"The right of citizens of the United States to vote shall not be denied or abridged by the United States or by any state on account of sex. Congress shall have power to enforce this article by appropriate legislation."

On Aug. 26, 1920, after almost a century of protest, the 19th Amendment was certified by U.S. Secretary of State Bainbridge Colby, and women finally achieved the long-sought right to vote throughout the United States.

It was not certain to happen that year. In 1918, President Woodrow Wilson supported the amendment, only to see it fail in the Senate by two votes. Brought up again in 1919, the amendment this time passed the Senate by two votes and then headed to the states for ratification.

With 35 states already ratifying the amendment, Tennessee was next up and its vote to ratify would settle the affair. The outlook appeared bleak, however, given that all Southern states to date had voted against it and the 48-48 tie of Tennessee’s state legislators. The state’s decision came down to 23-year-old Rep. Harry Burn to cast the deciding vote. In a last-minute reversal of his original intent, influenced in no small way by his mother, Phoebe Burn, Burn’s vote to ratify sealed the deal. Mrs. Burn’s words to her young adult son prior to voting: "Don’t forget to be a good boy and help Mrs. Catt put the ‘rat’ in ratification." One vote  and one woman  count.

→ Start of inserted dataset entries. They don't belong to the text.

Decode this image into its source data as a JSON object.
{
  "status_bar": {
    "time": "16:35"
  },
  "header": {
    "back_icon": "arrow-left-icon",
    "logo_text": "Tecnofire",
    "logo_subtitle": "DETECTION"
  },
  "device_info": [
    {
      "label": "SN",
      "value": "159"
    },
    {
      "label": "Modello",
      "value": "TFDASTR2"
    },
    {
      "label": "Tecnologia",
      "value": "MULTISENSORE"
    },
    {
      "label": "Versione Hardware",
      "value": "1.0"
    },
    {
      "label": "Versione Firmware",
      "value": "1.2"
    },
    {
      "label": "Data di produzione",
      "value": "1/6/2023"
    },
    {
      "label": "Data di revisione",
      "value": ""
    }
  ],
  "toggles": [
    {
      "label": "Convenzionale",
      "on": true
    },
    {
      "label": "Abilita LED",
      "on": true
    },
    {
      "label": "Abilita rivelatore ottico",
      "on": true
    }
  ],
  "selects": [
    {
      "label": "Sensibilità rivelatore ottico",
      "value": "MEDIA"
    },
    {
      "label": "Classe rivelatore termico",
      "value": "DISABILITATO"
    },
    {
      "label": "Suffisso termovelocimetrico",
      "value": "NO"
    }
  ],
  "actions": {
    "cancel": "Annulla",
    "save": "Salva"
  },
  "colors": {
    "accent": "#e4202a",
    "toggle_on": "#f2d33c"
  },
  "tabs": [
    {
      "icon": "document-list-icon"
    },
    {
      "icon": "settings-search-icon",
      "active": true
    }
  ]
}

On Aug. 26, 1920, 100 years ago, the 19th Amendment was certified by U.S. Secretary of State Bainbridge Colby, and women finally achieved the long-sought right to vote throughout the United States. On Nov. 2 of that same year, more than 8 million women across the U.S. voted in elections for the first time. One vote led to a multitude of votes. One vote – and one woman – count.

We women have a huge role to play in the future of our country and planet. The National Association of Women Business Owners and the NAWBO Iowa Chapter are supporting efforts driving more women to vote this year – an act of celebration of and remembrance for those, like Phoebe Burn, who fought for our right to vote. Some interesting statistics:

  • In every presidential election since 1980, the proportion of eligible female adults who voted has exceeded the proportion of eligible male adults who voted. In all presidential elections before 1980, the voter turnout rate for women was lower than the rate for men.
  • Nationally, the number of female voters has exceeded the number of male voters in every presidential election since 1964 – in part, influenced by their longer life expectancy.
  • In Iowa, women participated in the last presidential election at a greater rate than men – 72.5% vs 69.7%.

Is there a direct connection between the overall improvement in women’s rights over time and the increased participation rate of women over time – to the point that we participate more than men in sheer numbers? I suspect there is.

Let’s get out there and thank Mrs. Burn and so many other women with our actions, not simply our words. Use your voice. Your vote matters. One vote  and one woman – count.

Claudia Schabel, president of Schabel Solutions, serves as the advocacy chair for NAWBO Iowa. Schabel lived in Brazil and Japan before relocating to Des Moines, where she has lived for two decades. She has 15 years of experience as a diversity, equity and inclusion strategist with Fortune 100 and 500 companies. In her work, Schabel advocates for equitable women representation and pay equity.

Schabel serves as a commissioner on the city of Des Moines Civil and Human Rights Commission, the director of diversity on Iowa’s Society for Human Resource Management State Council, the advocacy chair of the Iowa Chapter National Women Business Owners, a board member of Brazilian Cultural Center and a trainer/facilitator for the Iowa Network Against Human Trafficking and Slavery. She also volunteers at Blank Children’s Hospital in Des Moines.